━━ EXERCISE DATA ━━

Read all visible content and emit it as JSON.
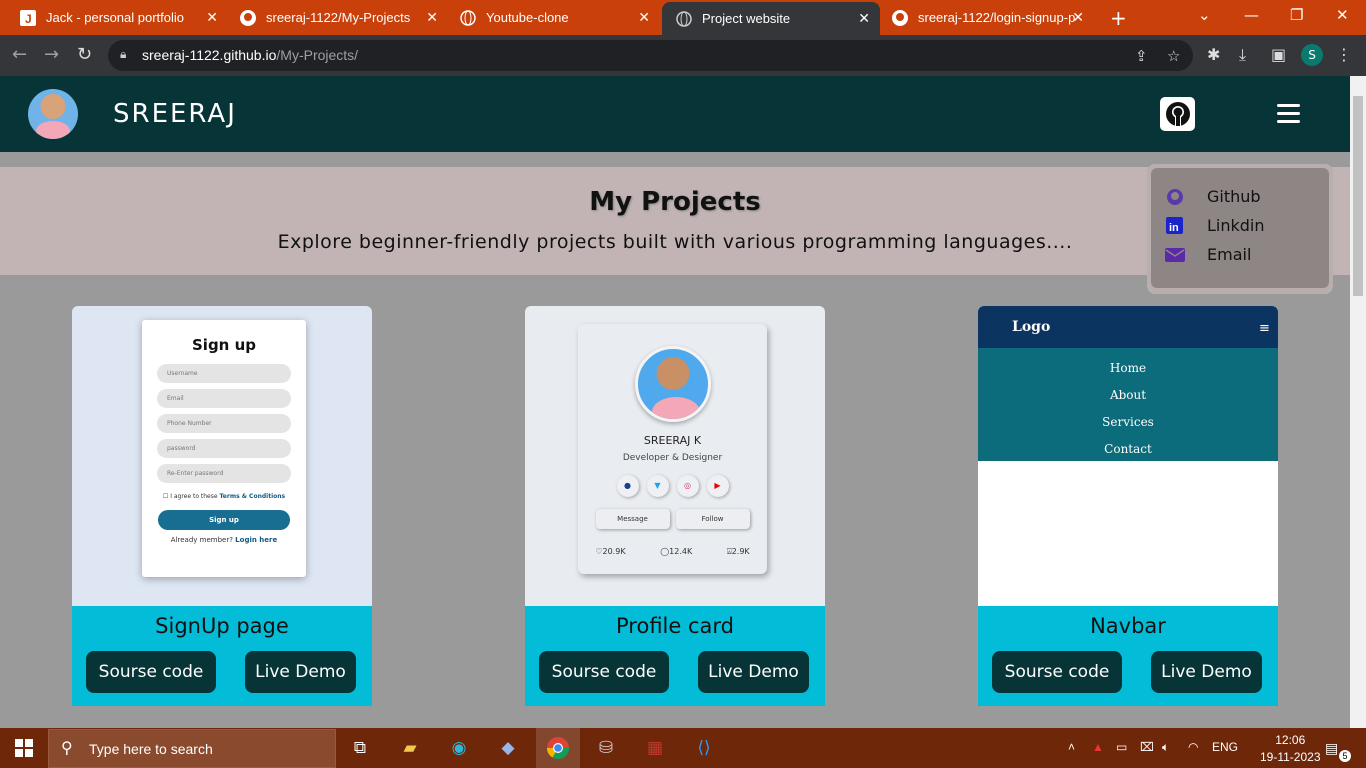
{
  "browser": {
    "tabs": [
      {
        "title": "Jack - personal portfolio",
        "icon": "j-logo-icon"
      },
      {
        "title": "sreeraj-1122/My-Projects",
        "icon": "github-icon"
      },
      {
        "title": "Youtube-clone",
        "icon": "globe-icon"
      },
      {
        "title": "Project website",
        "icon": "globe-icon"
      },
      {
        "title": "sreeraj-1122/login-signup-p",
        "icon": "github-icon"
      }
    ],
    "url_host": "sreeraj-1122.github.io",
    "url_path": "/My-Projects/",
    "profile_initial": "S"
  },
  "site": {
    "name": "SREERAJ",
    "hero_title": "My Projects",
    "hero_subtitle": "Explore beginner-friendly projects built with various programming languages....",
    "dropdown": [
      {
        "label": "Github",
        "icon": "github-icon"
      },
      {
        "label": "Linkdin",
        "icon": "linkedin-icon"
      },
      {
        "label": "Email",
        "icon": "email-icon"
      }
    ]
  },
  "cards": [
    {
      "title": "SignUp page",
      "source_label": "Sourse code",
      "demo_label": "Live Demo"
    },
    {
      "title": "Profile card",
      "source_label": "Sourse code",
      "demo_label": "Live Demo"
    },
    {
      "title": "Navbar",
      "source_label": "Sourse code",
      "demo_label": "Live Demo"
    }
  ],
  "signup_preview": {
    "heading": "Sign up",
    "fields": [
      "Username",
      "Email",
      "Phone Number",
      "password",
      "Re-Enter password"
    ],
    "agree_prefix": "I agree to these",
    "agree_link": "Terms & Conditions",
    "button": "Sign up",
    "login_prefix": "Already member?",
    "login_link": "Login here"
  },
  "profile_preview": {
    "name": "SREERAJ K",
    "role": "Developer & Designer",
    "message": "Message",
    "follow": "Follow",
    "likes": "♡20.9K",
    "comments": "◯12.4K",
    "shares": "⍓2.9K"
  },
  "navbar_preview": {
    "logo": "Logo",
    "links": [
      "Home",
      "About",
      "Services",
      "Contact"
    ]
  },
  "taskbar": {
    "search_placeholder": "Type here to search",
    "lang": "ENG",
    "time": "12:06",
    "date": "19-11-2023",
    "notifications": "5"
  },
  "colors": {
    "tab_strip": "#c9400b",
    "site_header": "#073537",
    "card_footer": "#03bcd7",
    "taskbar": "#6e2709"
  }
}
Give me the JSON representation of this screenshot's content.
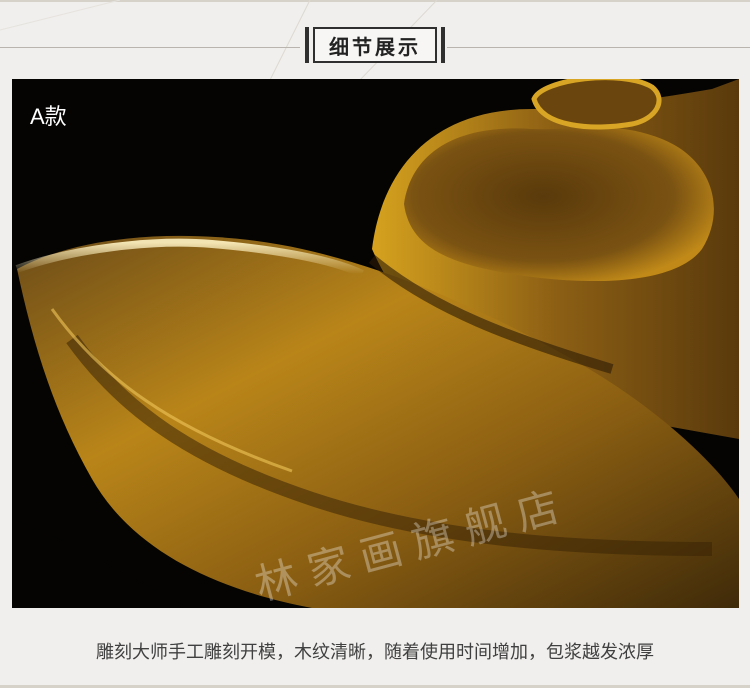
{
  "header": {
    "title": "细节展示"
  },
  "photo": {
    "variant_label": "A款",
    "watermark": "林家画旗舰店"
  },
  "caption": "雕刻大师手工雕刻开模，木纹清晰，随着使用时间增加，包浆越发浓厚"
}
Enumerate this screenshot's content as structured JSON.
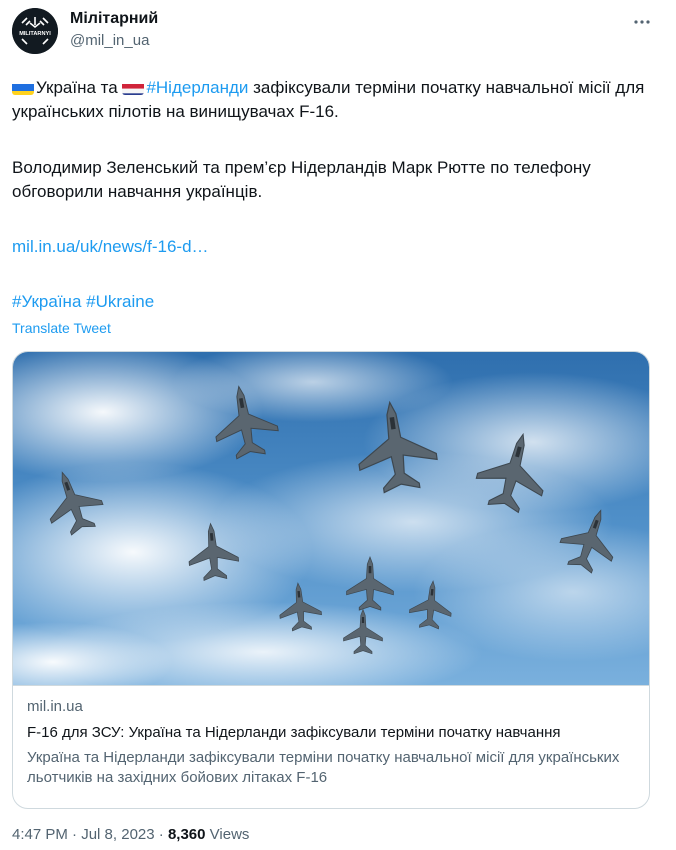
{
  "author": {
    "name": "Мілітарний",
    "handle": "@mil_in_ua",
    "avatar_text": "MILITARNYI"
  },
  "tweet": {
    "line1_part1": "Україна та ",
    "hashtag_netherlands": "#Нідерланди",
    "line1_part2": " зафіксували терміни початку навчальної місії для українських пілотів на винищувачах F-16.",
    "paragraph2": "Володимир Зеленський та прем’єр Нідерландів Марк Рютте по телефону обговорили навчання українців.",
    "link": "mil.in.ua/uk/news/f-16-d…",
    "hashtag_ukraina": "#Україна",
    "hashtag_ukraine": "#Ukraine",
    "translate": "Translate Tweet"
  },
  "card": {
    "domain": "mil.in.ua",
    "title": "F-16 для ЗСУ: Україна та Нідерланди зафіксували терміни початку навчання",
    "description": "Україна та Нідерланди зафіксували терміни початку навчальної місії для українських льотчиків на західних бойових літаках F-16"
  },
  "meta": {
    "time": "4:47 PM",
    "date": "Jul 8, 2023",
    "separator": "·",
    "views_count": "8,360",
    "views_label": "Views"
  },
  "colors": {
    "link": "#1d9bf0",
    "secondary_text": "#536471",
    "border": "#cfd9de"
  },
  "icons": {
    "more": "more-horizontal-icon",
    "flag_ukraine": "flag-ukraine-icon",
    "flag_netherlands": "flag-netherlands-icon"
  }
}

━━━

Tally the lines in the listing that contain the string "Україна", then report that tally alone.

PROBLEM SOLUTION: 4